  • Study does not provide evidence regarding higher doses of celecoxib (the majority of patients in PRECISION were on 200MG daily), which are used in some patients with more severe arthritis.


  • The trial sponsor participated in the design of the trial and in the writing of the protocol in collaboration with the executive committee and in consultation with the FDA. The sponsor also assisted with data collection and maintained the trial database.

Further Reading

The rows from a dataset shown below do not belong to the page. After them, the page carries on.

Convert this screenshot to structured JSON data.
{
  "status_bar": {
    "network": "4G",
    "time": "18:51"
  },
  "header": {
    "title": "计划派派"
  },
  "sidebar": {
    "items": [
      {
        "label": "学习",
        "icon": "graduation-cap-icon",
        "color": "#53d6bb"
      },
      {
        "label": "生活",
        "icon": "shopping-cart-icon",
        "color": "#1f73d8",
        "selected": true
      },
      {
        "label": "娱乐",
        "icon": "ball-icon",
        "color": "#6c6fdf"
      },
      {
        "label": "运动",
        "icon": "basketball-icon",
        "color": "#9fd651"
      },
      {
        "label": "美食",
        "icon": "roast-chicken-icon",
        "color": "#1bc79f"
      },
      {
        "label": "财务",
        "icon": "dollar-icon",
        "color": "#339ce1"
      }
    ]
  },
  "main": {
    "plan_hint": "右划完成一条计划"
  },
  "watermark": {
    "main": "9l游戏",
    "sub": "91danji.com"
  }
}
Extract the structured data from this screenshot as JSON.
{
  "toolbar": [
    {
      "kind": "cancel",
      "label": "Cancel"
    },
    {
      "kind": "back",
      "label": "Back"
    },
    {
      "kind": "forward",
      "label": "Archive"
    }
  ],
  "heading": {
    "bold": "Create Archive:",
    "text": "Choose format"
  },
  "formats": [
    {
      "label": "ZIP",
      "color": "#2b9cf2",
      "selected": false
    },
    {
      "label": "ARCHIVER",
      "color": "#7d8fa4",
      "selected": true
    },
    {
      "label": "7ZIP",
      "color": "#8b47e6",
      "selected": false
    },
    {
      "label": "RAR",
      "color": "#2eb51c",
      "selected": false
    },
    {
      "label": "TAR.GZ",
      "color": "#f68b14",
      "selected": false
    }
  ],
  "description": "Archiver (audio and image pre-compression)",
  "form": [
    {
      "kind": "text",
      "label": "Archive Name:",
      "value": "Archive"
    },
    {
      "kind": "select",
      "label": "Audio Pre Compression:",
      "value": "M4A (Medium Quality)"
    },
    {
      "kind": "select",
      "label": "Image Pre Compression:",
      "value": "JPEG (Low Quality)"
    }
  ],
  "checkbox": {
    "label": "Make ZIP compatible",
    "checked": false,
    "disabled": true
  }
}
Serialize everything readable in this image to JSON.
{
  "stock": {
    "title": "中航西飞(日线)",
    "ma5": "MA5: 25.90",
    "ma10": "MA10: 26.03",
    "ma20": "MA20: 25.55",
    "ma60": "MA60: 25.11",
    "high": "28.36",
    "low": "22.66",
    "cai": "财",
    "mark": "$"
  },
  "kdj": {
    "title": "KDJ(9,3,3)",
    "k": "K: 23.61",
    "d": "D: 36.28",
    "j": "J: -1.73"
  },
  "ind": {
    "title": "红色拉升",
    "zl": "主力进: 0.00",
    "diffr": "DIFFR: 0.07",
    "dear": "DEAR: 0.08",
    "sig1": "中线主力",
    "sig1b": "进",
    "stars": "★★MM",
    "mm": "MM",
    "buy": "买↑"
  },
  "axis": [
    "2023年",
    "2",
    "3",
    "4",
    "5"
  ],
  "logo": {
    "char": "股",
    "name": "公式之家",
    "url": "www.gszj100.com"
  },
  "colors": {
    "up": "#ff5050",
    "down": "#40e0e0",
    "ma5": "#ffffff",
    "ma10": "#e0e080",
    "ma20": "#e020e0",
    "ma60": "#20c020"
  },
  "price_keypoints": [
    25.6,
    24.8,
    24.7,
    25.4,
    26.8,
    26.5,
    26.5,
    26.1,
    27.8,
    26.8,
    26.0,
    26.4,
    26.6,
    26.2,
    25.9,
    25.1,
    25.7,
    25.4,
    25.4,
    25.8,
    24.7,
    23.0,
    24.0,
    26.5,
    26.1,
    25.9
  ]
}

  1. โ†‘ Whittle. COX-1 and COX-2 products in the gut: therapeutic impact of COX-2 inhibitors. Gut 2000. 47:320-5. PMID: 10940262. DOI. Full Text.
  2. โ†‘ Solomon et al.. Cardiovascular risk associated with celecoxib in a clinical trial for colorectal adenoma prevention. The New England journal of medicine 2005. 352:1071-80. PMID: 15713944. DOI.
  3. โ†‘ Kerr et al.. Rofecoxib and cardiovascular adverse events in adjuvant treatment of colorectal cancer. The New England journal of medicine 2007. 357:360-9. PMID: 17652651. DOI.